### Task objective
Find the word "https" in the listing below. Copy every line that has it.

### Material provided
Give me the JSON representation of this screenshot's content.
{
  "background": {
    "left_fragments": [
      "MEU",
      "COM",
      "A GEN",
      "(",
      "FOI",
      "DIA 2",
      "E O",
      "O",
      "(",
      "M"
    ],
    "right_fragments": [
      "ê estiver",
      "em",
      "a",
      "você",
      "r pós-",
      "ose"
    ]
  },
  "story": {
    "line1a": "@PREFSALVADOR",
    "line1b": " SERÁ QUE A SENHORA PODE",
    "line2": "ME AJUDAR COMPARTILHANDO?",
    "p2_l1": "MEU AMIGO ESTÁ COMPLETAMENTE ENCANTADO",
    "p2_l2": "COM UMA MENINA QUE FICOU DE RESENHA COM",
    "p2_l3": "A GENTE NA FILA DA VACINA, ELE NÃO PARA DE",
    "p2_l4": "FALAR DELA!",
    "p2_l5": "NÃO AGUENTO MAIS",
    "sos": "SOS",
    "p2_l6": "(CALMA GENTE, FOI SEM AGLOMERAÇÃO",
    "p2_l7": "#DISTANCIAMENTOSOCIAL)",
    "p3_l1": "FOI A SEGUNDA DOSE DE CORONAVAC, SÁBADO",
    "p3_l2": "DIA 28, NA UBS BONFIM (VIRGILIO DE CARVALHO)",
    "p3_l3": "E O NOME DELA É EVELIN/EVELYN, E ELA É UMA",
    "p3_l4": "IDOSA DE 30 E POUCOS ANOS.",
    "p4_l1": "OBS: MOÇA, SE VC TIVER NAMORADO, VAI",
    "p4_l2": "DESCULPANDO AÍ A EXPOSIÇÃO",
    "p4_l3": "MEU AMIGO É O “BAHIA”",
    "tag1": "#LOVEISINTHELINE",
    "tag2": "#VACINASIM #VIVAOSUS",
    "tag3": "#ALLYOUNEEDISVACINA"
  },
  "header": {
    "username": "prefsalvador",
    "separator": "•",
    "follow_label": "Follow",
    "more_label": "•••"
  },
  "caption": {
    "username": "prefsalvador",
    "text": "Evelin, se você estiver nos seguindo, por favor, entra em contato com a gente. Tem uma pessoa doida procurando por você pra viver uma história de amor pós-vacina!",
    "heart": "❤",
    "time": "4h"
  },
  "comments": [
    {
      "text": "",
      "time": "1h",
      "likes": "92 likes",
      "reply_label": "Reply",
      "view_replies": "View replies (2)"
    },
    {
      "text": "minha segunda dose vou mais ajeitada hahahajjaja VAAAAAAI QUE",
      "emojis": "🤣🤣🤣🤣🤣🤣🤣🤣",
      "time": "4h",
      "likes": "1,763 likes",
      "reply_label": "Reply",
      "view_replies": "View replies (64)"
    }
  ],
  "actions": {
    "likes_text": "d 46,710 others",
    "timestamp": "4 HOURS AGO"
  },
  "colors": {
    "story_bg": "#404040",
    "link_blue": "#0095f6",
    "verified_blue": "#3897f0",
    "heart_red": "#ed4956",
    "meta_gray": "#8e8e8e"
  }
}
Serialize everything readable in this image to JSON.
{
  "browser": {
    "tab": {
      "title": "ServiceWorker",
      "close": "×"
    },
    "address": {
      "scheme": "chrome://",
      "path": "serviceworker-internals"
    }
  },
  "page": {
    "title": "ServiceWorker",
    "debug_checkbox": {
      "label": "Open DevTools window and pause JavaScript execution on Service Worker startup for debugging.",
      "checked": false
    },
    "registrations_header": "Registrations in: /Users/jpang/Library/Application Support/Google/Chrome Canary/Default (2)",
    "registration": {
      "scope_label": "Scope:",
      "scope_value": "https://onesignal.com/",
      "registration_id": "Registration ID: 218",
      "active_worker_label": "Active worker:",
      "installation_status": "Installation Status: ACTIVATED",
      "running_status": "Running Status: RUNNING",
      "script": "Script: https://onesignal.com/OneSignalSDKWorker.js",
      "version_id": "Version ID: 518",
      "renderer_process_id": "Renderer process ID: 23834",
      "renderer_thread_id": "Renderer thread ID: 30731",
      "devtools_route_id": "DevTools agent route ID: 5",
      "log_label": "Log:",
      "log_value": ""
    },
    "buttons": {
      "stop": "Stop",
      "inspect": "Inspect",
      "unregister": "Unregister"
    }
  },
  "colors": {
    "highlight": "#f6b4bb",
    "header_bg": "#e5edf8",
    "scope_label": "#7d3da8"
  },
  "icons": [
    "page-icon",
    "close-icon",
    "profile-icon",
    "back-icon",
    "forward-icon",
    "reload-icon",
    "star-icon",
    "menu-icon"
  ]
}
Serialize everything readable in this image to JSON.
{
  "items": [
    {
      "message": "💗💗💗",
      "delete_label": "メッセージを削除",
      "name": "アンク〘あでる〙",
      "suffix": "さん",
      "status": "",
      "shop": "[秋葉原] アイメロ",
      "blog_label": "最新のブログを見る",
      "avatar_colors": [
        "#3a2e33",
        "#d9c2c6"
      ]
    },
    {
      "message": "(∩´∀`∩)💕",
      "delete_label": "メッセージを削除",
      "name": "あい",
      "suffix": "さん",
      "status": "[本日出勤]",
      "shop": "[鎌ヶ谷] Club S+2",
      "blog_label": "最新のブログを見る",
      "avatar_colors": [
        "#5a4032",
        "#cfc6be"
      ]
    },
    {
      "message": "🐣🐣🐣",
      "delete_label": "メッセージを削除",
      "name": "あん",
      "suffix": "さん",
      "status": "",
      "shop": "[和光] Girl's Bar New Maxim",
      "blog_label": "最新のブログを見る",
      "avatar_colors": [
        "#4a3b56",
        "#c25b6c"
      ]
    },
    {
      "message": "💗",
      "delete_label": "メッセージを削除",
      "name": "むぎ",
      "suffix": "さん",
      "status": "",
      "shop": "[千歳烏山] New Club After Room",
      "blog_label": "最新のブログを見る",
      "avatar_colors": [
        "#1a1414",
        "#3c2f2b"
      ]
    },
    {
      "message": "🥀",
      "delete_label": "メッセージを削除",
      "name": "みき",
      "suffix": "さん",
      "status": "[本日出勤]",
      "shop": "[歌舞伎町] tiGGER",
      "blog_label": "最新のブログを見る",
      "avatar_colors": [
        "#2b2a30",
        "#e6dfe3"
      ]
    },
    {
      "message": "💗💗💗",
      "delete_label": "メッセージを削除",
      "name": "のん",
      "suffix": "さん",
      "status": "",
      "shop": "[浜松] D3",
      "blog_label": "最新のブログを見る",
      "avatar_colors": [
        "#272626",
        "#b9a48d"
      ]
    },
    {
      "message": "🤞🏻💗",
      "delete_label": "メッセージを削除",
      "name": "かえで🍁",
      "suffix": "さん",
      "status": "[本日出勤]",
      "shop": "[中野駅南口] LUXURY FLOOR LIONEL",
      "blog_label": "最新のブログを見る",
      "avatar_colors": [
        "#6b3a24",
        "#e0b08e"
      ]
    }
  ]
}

### Finished task
      "scope_value": "https://onesignal.com/",
      "script": "Script: https://onesignal.com/OneSignalSDKWorker.js",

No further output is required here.